“Kaleš bre Angjo” is a Macedonian patriotic song dating back to the Ottoman Empire. It’s…an interesting song that might also be kind of racist? The song is a duet in which a Turkish man attempts to seduce a Macedonian woman. He will give her great riches and an easy life if she will give up her nationality and join his “harem.” At the end of the song, the woman tells him to shove it and that she would never give up her life to go with him. It’s not technically racist, but…imagine if the Star Spangled Banner was all about an American woman refusing to move to Mexico and saying she’d rather die. Yikes.
To add further yikes, I guess this may in fact be a true story, and the woman in question actually killed herself by jumping off of a cliff to avoid marrying someone. Here is the song:
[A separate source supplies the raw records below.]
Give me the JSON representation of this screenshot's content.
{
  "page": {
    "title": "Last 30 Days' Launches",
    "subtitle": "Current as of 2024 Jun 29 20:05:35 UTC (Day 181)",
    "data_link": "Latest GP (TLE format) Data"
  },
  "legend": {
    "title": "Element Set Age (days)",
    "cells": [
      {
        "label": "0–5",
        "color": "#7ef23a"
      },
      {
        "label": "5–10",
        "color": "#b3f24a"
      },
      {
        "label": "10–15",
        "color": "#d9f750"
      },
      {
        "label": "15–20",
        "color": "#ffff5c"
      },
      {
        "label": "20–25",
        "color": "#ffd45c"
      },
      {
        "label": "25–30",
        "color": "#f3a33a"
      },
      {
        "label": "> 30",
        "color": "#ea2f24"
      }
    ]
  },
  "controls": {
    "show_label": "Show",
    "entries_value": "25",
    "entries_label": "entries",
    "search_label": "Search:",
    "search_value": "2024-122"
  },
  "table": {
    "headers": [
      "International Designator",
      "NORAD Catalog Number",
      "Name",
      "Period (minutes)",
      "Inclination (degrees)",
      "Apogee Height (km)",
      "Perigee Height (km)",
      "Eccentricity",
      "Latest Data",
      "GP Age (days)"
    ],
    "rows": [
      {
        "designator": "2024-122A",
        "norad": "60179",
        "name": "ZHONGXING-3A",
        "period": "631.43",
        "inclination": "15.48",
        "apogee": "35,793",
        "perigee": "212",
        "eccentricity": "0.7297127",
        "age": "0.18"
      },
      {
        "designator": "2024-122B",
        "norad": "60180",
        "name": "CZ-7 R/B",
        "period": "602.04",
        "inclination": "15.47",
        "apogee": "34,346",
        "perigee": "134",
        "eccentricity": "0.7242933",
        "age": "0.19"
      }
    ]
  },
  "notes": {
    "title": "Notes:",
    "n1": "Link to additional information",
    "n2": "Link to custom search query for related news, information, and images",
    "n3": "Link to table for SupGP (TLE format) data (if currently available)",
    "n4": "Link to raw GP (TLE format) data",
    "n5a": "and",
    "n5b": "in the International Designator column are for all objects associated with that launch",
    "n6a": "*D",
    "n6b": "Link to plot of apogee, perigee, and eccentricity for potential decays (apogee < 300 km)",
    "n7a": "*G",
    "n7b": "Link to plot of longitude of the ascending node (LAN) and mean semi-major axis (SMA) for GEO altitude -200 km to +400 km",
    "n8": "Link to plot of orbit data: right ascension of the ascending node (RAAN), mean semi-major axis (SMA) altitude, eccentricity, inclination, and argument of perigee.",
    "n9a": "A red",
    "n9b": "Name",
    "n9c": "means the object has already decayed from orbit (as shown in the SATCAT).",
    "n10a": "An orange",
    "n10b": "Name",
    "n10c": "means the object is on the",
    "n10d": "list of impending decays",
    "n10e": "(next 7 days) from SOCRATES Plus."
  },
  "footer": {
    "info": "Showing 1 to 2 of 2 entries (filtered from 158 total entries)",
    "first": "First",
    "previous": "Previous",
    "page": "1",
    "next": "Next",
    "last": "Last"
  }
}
This song was featured in the movie “Borat!” even though the movie isn’t about Macedonia at all. It isn’t in the official soundtrack, but it was on Wikipedia so I guess that makes it real.
Romania’s Ciprian Porumbescu
Ciprian Porumbescu was one of the most celebrated Romanian composers of all time, despite having died at the age of 29. Ciprian was a busy dude, writing poetry, music and articles, composing, playing piano and violin, conducting, and staying involved in public cultural life. I don’t do a single one of those things and I’m exhausted all the time.
He got arrested for his political beliefs and contracted tuberculosis in prison. He was then found not guilty and released. I’m not sure what his political beliefs were, but here is a song he wrote about Romania and he wrote many about his love for his country, so I guess that’s why he was found not guilty:
Jelena Mrnjavčević, aka Jefimija (I guess that could be her stage name?) is Serbia’s first female poet. She specialized in laments, a feminine lyric that people would turn into epic songs. Jelena’s infant son died shortly after her father died, and they were buried together in a cemetery. Women were not allowed in the cemetery (?! wtf) so she was unable to mourn her losses. She turned to writing and instead of writing on paper, she engraved her words on a coin given to her son at his baptism. A few years later, her husband also died. At this point, Jelena became a nun. She continued writing and her work was notable because it broke tradition. She wrote in first person and wrote to specific people, rather than to God.
Since she died in 1408, I don’t have a video or any performance of hers. Here is a photo of a poem she embroidered for a friend, Prince Lazar, after his death.